[lxxx] The Center for Popular Democracy, Law for Black Lives, and Black Youth Project 100 (BYP 100), “Freedom to Thrive: Reimagining Safety & Security in Our Communities” (July 4, 2017): 3, http://bit.ly/2vjxVck.

[lxxxi] The Center for Popular Democracy, et.al., “Freedom to Thrive,” 3. Defunding public schools serving low income youth and youth of color has been particularly devastating to youth in these communities. Journey for Justice Alliance, “Death by a Thousand Cuts” (May 2014), http://bit.ly/2uBVnRb.   

[lxxxii]  Violence Prevention Coalition, LA for Youth, and Youth Justice Coalition, “Building a Positive Future for LA’s Youth” (June 2012): 8, http://bit.ly/2ngW4PH.  

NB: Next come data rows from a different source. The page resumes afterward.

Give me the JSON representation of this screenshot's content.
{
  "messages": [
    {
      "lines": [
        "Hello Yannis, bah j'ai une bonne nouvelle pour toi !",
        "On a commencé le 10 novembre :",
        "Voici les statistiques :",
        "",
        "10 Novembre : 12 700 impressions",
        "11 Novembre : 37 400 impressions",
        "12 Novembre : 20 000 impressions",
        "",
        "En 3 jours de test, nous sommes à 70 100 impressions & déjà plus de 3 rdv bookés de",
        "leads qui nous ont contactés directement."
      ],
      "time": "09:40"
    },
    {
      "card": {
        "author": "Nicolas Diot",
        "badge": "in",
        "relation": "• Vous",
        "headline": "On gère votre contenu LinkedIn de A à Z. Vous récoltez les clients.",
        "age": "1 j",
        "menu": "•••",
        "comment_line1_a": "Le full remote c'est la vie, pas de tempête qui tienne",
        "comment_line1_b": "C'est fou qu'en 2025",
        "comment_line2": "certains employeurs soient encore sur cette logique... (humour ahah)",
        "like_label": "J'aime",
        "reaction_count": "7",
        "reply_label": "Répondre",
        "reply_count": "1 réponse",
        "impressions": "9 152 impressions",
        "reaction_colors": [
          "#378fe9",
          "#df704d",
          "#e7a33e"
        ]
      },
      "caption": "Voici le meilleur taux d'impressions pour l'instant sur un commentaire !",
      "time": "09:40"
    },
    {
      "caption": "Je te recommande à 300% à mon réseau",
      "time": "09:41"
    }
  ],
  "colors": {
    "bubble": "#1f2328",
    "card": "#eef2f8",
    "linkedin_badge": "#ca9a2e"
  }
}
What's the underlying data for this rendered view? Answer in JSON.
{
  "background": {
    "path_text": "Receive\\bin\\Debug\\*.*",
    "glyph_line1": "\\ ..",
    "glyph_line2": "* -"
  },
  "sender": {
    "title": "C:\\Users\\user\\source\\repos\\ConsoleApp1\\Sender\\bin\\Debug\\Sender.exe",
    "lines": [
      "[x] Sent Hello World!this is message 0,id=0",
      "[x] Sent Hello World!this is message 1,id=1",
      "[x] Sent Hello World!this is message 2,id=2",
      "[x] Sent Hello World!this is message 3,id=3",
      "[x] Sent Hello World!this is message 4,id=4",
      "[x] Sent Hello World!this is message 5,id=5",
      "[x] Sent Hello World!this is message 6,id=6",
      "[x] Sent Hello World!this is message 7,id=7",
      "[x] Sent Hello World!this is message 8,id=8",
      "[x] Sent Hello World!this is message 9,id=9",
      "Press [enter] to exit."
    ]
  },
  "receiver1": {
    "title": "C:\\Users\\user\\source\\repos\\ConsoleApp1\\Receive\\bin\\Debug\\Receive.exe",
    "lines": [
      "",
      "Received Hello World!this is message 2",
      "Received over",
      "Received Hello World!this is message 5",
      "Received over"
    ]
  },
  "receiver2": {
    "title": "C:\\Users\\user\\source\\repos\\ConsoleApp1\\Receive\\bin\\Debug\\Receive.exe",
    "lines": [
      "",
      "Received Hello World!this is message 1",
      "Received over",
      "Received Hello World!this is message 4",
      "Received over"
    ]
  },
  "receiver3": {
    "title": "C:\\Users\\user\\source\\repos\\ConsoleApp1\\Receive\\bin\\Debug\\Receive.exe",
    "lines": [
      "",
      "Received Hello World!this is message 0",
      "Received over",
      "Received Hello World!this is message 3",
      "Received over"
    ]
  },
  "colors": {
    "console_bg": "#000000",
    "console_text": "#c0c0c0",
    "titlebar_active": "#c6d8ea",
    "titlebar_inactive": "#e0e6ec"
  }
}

[lxxxiii] The Center for Popular Democracy, et. al., “Freedom to Thrive,” 1-3.

[lxxxiv] Tom R. Tyler, “Procedural Justice, Legitimacy, and the Effective Rule of Law,” Crime and Justice 30 (2003): 291, http://www.jstor.org/stable/1147701; citing Moore, 1997, at 17.

[lxxxv] Tyler, “Procedural Justice, Legitimacy, and the Effective Rule of Law,” 298-300.

[lxxxvi] Tyler, “Procedural Justice, Legitimacy, and the Effective Rule of Law,” 344; Tyler, et. al., “Street Stops and Police Legitimacy,” 758, 766.

[lxxxvii] Bonnie et al. (eds.), Reforming Juvenile Justice: A Developmental Approach, 227; citing Weitzer and Brunson, 2009.

[lxxxviii] Invisible Institute, “Youth/Police Conference,” accessed June 7, 2017, http://bit.ly/2umfz9c